[Web page and app entries]
:::
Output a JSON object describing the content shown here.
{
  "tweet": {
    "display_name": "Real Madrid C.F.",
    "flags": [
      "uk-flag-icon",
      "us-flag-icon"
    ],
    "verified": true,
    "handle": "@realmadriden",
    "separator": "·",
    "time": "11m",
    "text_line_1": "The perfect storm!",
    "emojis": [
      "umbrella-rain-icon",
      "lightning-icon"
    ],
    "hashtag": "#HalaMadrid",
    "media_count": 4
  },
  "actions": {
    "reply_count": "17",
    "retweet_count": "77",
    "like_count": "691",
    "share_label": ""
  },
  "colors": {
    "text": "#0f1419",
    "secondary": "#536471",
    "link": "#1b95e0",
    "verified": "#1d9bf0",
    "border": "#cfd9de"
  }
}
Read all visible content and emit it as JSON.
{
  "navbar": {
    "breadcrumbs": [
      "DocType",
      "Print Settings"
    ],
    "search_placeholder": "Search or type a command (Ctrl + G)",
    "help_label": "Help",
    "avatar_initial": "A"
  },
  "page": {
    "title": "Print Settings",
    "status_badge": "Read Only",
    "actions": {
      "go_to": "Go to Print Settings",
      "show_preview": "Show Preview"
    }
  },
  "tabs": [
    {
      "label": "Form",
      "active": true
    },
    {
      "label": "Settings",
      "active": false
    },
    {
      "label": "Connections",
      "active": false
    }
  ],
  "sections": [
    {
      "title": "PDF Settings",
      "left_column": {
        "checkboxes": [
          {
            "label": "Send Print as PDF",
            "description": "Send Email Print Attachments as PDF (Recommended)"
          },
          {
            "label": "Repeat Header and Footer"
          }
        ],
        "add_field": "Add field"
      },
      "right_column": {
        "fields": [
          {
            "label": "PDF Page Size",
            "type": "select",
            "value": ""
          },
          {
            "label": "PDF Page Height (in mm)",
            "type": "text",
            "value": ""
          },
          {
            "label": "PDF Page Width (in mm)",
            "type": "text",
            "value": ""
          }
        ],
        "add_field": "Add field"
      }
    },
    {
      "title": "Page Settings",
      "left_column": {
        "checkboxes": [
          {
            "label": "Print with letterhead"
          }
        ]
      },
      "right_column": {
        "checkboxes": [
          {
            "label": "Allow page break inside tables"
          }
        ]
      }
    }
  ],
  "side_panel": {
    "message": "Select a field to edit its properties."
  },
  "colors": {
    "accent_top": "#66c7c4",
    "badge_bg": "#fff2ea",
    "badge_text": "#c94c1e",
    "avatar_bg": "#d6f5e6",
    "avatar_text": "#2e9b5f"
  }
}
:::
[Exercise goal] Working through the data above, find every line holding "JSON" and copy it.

[Result]
Output a JSON object describing the content shown here.
Read all visible content and emit it as JSON.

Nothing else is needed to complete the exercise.